_HOW TO COMPLETE THIS TASK:_ List each line of the data that holds the word "legend".

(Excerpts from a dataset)
# # # # # # #
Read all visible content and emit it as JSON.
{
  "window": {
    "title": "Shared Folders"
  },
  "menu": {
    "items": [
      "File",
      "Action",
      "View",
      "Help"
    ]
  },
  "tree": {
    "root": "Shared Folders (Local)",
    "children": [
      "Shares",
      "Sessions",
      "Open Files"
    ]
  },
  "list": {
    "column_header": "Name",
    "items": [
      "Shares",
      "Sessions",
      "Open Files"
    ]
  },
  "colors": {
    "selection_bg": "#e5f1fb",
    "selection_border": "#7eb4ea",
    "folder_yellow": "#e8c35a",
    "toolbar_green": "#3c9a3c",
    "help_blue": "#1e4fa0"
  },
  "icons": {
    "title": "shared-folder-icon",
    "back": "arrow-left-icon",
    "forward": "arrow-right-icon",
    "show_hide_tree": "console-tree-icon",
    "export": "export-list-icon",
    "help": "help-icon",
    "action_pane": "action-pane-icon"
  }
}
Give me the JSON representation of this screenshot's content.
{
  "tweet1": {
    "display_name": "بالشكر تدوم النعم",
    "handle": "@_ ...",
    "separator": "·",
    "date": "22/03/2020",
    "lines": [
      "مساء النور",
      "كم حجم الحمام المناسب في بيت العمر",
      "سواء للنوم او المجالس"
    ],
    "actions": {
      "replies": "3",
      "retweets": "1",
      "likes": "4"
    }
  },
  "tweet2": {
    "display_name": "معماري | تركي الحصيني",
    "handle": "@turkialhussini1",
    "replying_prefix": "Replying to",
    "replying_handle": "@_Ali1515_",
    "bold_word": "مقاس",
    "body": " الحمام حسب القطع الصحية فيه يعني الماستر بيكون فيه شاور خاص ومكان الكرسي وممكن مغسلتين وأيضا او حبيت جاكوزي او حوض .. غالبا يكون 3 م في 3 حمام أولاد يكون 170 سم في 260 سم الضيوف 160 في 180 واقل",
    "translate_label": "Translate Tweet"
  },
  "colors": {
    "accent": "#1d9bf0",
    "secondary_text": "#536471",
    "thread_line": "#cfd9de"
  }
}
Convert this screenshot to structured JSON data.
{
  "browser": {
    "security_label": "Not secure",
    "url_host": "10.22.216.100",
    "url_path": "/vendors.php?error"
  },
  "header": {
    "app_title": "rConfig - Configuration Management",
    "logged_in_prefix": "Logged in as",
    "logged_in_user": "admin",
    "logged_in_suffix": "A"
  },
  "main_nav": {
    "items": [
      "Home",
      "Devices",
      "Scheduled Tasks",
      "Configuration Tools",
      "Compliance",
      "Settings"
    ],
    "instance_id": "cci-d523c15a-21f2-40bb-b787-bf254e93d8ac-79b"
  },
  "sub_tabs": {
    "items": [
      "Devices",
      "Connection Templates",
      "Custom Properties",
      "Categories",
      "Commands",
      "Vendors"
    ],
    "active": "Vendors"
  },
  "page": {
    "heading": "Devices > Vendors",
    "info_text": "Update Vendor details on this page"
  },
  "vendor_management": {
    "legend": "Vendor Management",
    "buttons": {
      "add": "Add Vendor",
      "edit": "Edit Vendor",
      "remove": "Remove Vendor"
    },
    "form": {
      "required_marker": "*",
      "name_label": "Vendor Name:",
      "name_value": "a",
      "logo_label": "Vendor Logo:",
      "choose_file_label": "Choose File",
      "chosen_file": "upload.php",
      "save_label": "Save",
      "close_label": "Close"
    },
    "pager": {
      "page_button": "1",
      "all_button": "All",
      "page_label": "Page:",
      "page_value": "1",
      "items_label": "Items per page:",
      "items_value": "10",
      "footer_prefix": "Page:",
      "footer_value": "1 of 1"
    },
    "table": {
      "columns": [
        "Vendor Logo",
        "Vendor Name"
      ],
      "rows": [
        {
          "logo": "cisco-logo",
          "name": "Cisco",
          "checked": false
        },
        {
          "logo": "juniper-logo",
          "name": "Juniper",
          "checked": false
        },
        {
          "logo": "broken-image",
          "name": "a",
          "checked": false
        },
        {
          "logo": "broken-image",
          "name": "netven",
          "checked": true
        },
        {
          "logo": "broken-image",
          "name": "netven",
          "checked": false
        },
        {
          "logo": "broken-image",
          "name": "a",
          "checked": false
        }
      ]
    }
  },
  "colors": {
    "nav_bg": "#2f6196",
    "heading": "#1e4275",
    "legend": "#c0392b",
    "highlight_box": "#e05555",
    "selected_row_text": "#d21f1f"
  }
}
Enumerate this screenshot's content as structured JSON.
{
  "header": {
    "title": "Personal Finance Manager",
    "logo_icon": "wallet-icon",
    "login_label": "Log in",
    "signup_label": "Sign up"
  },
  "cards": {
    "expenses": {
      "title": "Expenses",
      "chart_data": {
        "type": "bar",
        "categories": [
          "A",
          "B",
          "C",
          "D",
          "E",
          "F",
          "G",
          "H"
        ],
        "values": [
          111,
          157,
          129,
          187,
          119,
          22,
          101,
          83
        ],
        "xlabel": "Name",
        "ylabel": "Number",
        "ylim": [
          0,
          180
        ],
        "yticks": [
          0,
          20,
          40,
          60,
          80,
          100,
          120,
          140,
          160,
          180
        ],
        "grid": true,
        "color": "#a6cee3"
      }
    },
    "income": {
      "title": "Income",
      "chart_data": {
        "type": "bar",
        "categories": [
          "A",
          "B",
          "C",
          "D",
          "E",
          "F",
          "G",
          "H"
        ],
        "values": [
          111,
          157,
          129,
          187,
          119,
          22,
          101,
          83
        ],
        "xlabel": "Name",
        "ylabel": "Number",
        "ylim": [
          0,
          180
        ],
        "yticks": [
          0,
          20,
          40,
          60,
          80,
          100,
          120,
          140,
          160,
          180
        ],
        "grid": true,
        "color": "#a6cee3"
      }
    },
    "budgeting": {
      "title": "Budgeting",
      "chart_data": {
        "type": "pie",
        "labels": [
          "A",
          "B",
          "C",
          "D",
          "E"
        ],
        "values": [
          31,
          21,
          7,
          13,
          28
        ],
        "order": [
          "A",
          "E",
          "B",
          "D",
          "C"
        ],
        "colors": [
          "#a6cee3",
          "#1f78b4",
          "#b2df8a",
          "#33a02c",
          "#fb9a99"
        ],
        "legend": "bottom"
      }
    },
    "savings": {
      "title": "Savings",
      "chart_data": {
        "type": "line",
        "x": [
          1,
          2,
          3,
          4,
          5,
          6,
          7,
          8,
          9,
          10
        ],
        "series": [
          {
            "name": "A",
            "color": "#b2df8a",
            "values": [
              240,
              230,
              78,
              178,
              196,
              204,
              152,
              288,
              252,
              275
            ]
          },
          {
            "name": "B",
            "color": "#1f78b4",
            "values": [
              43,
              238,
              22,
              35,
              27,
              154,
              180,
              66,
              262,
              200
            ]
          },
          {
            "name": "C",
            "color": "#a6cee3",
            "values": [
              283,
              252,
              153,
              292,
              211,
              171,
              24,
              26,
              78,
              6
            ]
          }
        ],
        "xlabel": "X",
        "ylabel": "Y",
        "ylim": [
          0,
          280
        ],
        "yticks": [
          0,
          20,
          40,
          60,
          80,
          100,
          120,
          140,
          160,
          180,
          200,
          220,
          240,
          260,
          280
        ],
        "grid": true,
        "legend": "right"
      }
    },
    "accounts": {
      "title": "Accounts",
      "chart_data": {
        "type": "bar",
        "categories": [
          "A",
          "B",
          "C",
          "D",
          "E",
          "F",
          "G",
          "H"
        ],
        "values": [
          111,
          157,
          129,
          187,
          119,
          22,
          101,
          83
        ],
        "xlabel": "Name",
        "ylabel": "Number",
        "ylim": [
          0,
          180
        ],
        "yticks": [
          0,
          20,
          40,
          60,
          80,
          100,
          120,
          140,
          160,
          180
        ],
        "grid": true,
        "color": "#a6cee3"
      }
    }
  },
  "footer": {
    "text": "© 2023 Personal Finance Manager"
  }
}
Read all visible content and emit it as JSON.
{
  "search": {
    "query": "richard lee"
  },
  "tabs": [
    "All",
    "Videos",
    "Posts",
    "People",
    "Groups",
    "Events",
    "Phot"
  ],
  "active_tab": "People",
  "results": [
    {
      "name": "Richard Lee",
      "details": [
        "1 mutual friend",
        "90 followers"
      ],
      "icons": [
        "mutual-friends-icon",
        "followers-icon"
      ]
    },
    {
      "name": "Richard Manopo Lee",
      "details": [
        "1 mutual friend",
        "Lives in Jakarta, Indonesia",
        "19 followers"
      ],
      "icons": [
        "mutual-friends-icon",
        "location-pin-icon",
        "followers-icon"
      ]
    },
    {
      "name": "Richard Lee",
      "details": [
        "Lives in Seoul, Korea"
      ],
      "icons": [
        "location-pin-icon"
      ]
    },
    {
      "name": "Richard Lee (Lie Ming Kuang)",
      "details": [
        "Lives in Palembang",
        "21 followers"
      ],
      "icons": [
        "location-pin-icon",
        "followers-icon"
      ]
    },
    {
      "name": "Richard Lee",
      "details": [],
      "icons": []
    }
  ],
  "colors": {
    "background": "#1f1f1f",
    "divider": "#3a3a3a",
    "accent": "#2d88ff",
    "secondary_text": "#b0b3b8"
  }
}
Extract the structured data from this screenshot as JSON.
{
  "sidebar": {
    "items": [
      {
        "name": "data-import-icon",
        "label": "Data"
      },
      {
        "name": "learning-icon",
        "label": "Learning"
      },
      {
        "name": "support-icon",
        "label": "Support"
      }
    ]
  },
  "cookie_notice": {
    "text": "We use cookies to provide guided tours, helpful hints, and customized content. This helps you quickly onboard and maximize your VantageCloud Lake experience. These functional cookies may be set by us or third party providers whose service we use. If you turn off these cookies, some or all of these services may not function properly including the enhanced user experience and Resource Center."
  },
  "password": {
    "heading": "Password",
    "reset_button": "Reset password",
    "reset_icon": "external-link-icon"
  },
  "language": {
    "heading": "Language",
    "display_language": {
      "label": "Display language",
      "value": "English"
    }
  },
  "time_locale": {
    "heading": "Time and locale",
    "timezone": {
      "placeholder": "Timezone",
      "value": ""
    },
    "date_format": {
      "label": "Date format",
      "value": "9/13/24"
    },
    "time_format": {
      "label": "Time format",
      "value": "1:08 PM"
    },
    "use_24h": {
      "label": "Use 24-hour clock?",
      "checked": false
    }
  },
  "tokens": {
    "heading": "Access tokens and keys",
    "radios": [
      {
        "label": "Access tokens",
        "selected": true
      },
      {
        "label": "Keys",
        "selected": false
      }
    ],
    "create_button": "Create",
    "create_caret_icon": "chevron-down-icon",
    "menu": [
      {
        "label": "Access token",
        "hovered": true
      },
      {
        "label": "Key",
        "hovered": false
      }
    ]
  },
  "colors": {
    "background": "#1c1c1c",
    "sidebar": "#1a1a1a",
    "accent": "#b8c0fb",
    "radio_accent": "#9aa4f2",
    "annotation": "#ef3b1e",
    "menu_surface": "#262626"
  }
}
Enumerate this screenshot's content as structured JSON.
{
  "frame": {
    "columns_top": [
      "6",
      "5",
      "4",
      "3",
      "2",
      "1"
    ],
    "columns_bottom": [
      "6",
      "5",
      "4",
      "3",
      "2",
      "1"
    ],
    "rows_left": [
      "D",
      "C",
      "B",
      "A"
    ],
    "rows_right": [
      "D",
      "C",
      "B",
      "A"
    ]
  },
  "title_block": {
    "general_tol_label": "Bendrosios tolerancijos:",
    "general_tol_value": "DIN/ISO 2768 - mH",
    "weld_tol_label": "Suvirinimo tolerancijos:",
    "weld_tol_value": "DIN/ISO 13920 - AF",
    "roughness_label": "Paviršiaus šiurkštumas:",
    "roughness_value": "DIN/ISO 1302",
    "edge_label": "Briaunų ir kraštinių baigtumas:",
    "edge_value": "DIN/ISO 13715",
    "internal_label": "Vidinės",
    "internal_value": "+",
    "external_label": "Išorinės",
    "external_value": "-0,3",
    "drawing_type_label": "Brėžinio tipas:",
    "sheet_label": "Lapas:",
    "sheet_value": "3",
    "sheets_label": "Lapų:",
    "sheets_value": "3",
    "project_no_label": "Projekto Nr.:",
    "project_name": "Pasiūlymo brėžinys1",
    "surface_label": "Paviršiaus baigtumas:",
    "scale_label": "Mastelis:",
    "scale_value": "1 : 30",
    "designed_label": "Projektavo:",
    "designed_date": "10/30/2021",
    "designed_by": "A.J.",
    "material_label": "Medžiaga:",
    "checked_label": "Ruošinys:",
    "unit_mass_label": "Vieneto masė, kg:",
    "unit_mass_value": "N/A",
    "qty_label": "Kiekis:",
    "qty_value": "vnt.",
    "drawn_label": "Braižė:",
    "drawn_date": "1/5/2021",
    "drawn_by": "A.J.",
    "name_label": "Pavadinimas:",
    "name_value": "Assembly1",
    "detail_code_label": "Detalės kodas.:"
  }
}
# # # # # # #
_WRITTEN RESPONSE:_
    "legend": "Vendor Management",
    "legend": "#c0392b",
        "legend": "bottom"
        "legend": "right"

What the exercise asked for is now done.